“Eighteen last month,” he said. He tried to wipe his eyes with his hands, but the chains connected to his waist and feet made it impossible.
“How long have you been in here?”
“I was arrested two days ago for selling some weed to my friends.”
I shook my head. No big deal, I thought. “And how long have you known my client?”
“I don’t,” he said. “I’ve never seen him.”
“Then why do you think you can help him?”
“Because I saw it happen,” the kid said nervously. “I was there.”
I put on a hard skeptical face. “If you were, why didn’t you come forward sooner?”
“Because I didn’t want to get involved in any gang shit.”
“Why do you think the shooting had something to do with gang activity?”
“A car doesn’t just pull up in front of a house in that area and start blasting a shotgun unless that’s exactly what it is.”

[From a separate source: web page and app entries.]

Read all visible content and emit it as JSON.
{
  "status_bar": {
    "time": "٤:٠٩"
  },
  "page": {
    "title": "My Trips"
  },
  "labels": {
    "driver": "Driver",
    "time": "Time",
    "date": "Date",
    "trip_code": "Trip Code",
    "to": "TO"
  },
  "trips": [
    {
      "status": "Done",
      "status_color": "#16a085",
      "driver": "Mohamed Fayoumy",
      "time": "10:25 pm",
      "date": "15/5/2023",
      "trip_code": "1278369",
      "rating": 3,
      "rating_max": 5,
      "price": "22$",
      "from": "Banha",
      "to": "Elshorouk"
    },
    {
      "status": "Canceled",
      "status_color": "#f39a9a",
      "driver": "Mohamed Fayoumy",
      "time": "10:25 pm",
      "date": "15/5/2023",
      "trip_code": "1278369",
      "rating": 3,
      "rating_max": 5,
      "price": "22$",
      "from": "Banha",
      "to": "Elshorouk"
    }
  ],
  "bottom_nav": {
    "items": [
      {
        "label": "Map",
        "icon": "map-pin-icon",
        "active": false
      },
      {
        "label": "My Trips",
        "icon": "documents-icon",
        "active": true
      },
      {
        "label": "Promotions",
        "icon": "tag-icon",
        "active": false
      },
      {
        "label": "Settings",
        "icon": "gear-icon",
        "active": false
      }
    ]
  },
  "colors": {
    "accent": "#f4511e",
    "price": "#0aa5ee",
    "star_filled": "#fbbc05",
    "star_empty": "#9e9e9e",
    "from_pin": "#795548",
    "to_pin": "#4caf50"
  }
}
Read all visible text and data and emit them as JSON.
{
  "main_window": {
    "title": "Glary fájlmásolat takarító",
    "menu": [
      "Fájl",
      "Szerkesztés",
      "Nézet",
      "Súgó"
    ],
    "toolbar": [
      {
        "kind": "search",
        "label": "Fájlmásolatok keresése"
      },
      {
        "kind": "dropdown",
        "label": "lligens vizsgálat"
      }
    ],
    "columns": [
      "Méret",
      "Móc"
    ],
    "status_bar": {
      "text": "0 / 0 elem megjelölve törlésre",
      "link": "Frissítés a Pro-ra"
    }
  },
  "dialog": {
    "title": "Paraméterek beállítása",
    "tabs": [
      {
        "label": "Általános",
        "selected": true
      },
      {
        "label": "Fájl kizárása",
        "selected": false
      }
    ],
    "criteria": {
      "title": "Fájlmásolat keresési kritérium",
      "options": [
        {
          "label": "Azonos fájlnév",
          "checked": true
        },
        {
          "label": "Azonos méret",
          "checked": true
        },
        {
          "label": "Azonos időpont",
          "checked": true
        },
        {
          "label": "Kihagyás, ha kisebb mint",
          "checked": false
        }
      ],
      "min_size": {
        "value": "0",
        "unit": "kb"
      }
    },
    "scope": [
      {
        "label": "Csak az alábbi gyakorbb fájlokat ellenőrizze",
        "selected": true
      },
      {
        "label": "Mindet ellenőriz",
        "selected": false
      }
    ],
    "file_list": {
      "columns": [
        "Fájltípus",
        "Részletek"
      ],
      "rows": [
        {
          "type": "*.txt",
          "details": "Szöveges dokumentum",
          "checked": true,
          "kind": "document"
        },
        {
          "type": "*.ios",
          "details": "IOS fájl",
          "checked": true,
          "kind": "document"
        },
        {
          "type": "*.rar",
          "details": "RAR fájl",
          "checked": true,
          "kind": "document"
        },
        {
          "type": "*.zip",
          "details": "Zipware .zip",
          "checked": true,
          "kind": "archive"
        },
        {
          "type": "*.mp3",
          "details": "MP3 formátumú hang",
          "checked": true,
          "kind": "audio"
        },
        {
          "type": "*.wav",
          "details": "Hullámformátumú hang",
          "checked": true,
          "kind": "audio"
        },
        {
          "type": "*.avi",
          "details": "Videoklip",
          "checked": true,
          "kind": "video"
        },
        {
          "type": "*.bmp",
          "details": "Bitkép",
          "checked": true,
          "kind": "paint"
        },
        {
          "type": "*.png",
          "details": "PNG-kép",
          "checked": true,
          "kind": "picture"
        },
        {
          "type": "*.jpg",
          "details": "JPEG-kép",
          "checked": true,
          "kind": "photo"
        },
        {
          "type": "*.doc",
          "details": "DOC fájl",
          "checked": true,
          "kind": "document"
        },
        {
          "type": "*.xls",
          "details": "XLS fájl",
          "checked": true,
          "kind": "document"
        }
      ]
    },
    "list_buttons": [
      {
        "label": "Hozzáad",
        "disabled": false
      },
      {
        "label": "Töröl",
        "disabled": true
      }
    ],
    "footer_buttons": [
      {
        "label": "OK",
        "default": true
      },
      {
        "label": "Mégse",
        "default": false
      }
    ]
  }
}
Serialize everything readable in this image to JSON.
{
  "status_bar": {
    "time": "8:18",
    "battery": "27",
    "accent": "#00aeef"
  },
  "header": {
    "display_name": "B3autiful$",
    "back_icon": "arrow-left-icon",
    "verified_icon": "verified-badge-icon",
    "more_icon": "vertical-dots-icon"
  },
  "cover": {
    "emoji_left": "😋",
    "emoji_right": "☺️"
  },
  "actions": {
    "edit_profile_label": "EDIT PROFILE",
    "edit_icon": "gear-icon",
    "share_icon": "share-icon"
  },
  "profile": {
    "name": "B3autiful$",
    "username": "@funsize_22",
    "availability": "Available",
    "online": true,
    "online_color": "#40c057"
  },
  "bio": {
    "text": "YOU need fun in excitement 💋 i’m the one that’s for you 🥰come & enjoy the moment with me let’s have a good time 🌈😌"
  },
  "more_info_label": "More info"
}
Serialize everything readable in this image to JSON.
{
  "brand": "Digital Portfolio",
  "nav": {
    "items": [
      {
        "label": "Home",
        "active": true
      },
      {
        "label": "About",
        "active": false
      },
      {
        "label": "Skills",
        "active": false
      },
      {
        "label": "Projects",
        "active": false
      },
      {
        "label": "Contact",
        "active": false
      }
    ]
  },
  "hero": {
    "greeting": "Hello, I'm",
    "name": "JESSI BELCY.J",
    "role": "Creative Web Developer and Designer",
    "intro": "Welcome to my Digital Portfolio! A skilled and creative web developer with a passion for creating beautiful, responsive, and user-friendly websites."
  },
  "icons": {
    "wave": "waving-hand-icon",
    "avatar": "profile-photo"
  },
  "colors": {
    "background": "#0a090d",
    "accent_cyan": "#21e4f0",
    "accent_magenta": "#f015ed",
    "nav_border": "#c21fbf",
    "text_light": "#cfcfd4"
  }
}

I knew the shooting had occurred south of downtown San Francisco in the outer Mission district. The neighborhood used to be mostly Italian and Irish, but since the seventies the influx of Central and South American immigrants had changed the community into a Spanish-speaking cultural enclave. Then came the drug cartels and gangs and the tentacles of the Mexican Mafia, which turned the streets ever more dangerous, and gave rise to the Salvador Martinezes of the world.
“How did you happen to be in the area in the first place?”
“I live a couple blocks over.”
“You live there?” He’d caught me off guard. “Where?”
“Well, I don’t really live there. I was staying with my grandmother. I live with my parents in San Jose, but they dump me off there almost every weekend while they go off to Reno.”
“Why? Aren’t you old enough to stay home alone?”
“Oh, I’m old enough,” he said, lowering his head. “But they don’t trust me.”
“What do you mean?”
“I threw a couple of parties.”
I remembered what it was like to be his age. “And they got out of hand,” I interjected.